Morag Watson, director of policy at Scottish Renewables, welcomed the paper’s plans to shift to green energy.
She said: “Scotland is already at the forefront of the energy transition with the equivalent of 90 percent of its electricity consumption generated by renewable energy resources.
“The next priority is to decarbonise heat and transport and the white paper provides the supporting context needed to ensure Scotland’s abundant onshore and offshore wind resource is harnessed to address this.”
The Government remains committed to meet its target of net zero emissions by 2050.
This year, renewable energy made up almost half of Britain’s electricity generation in the first three months.
Most of this energy was generated by solar panels and wind farms.
Yesterday, Prime Minister Boris Johnson was in talks with the French company EDF Energy for a £20billion nuclear power plant in Suffolk.

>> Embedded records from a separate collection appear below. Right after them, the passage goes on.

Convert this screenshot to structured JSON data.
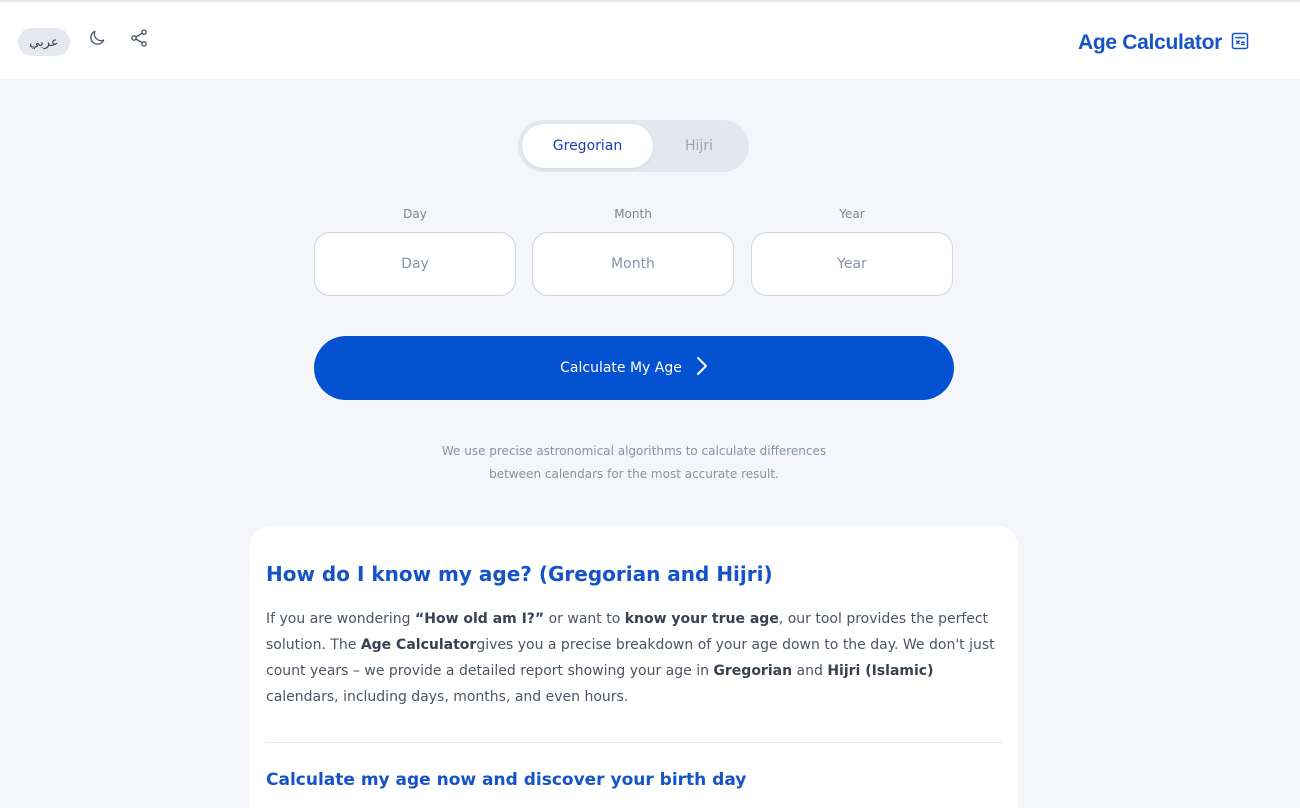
{
  "header": {
    "lang_label": "عربي",
    "brand_title": "Age Calculator"
  },
  "calendar_toggle": {
    "options": [
      "Gregorian",
      "Hijri"
    ],
    "selected": "Gregorian"
  },
  "fields": {
    "day": {
      "label": "Day",
      "placeholder": "Day",
      "value": ""
    },
    "month": {
      "label": "Month",
      "placeholder": "Month",
      "value": ""
    },
    "year": {
      "label": "Year",
      "placeholder": "Year",
      "value": ""
    }
  },
  "calculate_button": {
    "label": "Calculate My Age"
  },
  "note": {
    "line1": "We use precise astronomical algorithms to calculate differences",
    "line2": "between calendars for the most accurate result."
  },
  "article": {
    "heading": "How do I know my age? (Gregorian and Hijri)",
    "p_1": "If you are wondering ",
    "b_1": "“How old am I?”",
    "p_2": " or want to ",
    "b_2": "know your true age",
    "p_3": ", our tool provides the perfect solution. The ",
    "b_3": "Age Calculator",
    "p_4": "gives you a precise breakdown of your age down to the day. We don't just count years – we provide a detailed report showing your age in ",
    "b_4": "Gregorian",
    "p_5": " and ",
    "b_5": "Hijri (Islamic)",
    "p_6": " calendars, including days, months, and even hours.",
    "subheading": "Calculate my age now and discover your birth day"
  },
  "icons": {
    "moon": "moon-icon",
    "share": "share-icon",
    "calculator": "calculator-icon",
    "chevron": "chevron-right-icon"
  },
  "colors": {
    "accent": "#0451d1",
    "brand": "#1553c7",
    "background": "#f4f6f9"
  }
}
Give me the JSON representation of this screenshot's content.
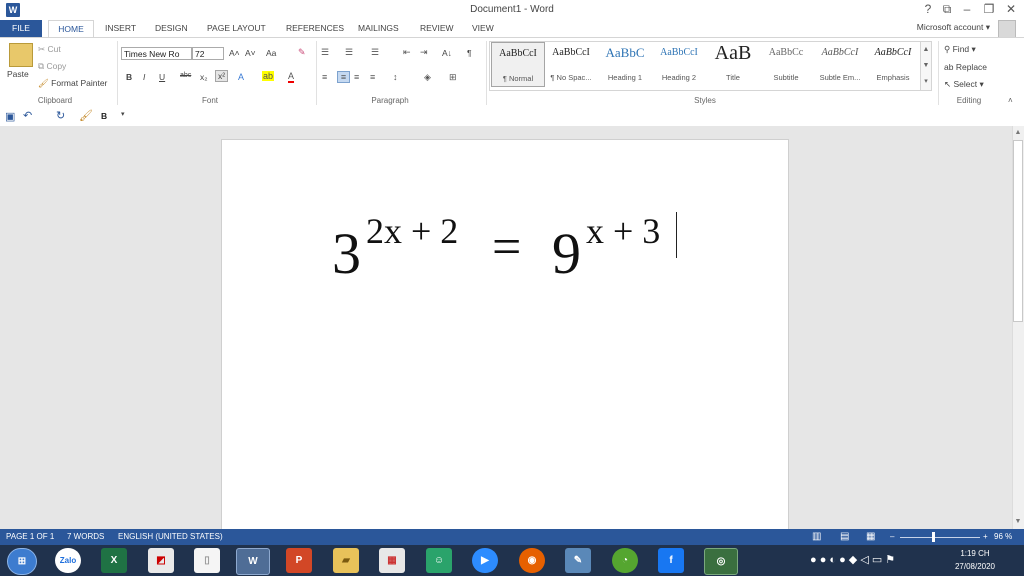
{
  "window": {
    "title": "Document1 - Word",
    "app_logo": "W",
    "controls": {
      "help": "?",
      "ribbon_options": "⧉",
      "minimize": "–",
      "restore": "❐",
      "close": "✕"
    }
  },
  "tabs": [
    "FILE",
    "HOME",
    "INSERT",
    "DESIGN",
    "PAGE LAYOUT",
    "REFERENCES",
    "MAILINGS",
    "REVIEW",
    "VIEW"
  ],
  "account": {
    "label": "Microsoft account ▾"
  },
  "clipboard": {
    "paste": "Paste",
    "cut": "Cut",
    "copy": "Copy",
    "format_painter": "Format Painter",
    "label": "Clipboard"
  },
  "font": {
    "name": "Times New Ro",
    "size": "72",
    "label": "Font",
    "bold": "B",
    "italic": "I",
    "underline": "U",
    "strike": "abc",
    "subscript": "x₂",
    "superscript": "x²",
    "grow": "A˄",
    "shrink": "A˅",
    "case": "Aa"
  },
  "paragraph": {
    "label": "Paragraph",
    "pilcrow": "¶",
    "sort": "A↓"
  },
  "styles": {
    "label": "Styles",
    "items": [
      {
        "sample": "AaBbCcI",
        "name": "¶ Normal"
      },
      {
        "sample": "AaBbCcI",
        "name": "¶ No Spac..."
      },
      {
        "sample": "AaBbC",
        "name": "Heading 1"
      },
      {
        "sample": "AaBbCcI",
        "name": "Heading 2"
      },
      {
        "sample": "AaB",
        "name": "Title"
      },
      {
        "sample": "AaBbCc",
        "name": "Subtitle"
      },
      {
        "sample": "AaBbCcI",
        "name": "Subtle Em..."
      },
      {
        "sample": "AaBbCcI",
        "name": "Emphasis"
      }
    ]
  },
  "editing": {
    "find": "Find",
    "replace": "Replace",
    "select": "Select",
    "label": "Editing"
  },
  "qat": {
    "bold": "B"
  },
  "document": {
    "eq_base1": "3",
    "eq_exp1": "2x + 2",
    "eq_equals": "=",
    "eq_base2": "9",
    "eq_exp2": "x + 3"
  },
  "status": {
    "page": "PAGE 1 OF 1",
    "words": "7 WORDS",
    "language": "ENGLISH (UNITED STATES)",
    "zoom": "96 %"
  },
  "taskbar": {
    "apps": [
      "Zalo"
    ],
    "time": "1:19 CH",
    "date": "27/08/2020"
  },
  "colors": {
    "word_blue": "#2b579a",
    "taskbar": "#20324d"
  }
}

The Sizewell C site could generate up to 3.2 gigawatts of electricity which is enough to provide seven percent of the UK’s energy needs.